You can find a way to include AI in your art if you want. For me it’s making backgrounds and different objects in my images. Also for finding ideas for a new photoshoot before the shoot. AI is here to stay so why not take advantage of it.
Model: @dreamy.hogwarts | Hat: @thewitchscabin | Wand: @koestlers_fine_wands
What is your all-time favorite photograph that you've captured or created, and could you share what it is about that particular image that resonates with you on a personal level?
It must be my turquoise mermaid composite “Hopeless Dream”. When I was a kid, I always dreamed about being a mermaid and I thought I could become a marine biologist when I grow up. (Just a hilarious reason to have a chance to be near water and oceans and swim with dolphins. Sadly in Finland we only have dark and muddy waters and perches so that dream was not realistic for this little Pisces, haha.) I have been thinking that I have to make more mermaid pictures soon, this is the only one I have made.
When I created this picture, I had 100% trust in it and later I also got 3rd place with it in the Finnish Photo Awards, in the category “Illustration / Fine Art” with excellent points. My model Heidi travelled from far away and I’m happy I found her for this role.
Model: @hedeliat | Crown & earrings: @soroka_crowns
What are some of your goals as an artist for the next few years? What would you love to accomplish?
I would love to find customers who can utilize my skills and I’m glad I have gotten some of those lately. 90% of my work I have only made for myself and my models, not for paying customers.
I have attended various photography contests in the past three years and that is a big motivator for me to keep going. Why compete? For me it’s not about competing really, if that makes sense, it’s a way to challenge yourself to do something more. I’m always happy if I make it even in the finals.
But yeah, maybe one achievement I’d like to accomplish for now is to get a medal in the FEP Awards (Federation of European Professional Photographers) and the WPC (World Photographic Cup).
Model: @j.osanna | Crown: @soroka_crowns
What advice would you have for photographers who might want to discover their own creative style?
Study old paintings and the work of others.

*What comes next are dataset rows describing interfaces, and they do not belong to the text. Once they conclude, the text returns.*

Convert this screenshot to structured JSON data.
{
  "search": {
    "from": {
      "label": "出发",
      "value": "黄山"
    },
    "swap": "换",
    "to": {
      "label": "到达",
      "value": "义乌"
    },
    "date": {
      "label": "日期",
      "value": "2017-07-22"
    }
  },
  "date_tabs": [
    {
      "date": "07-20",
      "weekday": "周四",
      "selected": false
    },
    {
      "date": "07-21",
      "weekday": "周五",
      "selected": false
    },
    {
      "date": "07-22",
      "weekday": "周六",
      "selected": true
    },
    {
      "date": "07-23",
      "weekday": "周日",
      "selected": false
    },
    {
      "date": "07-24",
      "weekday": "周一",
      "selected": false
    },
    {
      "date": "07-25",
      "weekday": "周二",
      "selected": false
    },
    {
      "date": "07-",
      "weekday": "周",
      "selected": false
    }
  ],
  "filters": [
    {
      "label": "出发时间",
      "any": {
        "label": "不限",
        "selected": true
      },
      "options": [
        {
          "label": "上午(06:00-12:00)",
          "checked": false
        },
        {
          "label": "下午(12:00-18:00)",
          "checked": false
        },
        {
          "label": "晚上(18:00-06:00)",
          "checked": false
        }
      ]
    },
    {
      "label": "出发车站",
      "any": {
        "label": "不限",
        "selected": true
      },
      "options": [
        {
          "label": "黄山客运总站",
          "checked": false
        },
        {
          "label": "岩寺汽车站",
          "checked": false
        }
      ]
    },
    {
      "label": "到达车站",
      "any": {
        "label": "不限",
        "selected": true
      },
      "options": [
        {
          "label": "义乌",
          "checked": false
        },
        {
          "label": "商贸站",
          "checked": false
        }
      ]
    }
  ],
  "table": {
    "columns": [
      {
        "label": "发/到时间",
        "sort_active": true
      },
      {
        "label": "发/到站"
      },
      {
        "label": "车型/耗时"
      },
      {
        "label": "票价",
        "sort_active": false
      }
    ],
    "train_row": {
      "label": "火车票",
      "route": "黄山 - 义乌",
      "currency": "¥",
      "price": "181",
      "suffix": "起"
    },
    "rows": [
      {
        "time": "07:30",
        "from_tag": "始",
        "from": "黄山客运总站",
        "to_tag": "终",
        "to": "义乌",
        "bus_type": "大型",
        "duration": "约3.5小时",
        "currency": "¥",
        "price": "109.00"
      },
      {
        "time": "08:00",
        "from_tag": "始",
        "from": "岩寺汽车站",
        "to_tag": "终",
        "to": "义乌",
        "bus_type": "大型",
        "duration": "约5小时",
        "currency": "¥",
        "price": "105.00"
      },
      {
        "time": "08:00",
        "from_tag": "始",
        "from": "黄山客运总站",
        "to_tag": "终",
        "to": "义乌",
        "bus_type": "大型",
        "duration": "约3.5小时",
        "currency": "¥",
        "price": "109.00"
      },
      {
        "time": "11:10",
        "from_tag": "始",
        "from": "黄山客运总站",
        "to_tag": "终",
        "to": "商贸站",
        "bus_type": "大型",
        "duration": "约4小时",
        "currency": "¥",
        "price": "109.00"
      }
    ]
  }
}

Think about what you like in those images and what makes them stand out in your eyes. Try to recreate them. Ask for feedback and don’t hesitate to get in touch with other artists and ask for tips.
Finding your creative style is an ongoing process. Stay true to your vision, keep exploring, and enjoy the journey.
Can you share five essential items that you include in your photography gear bag?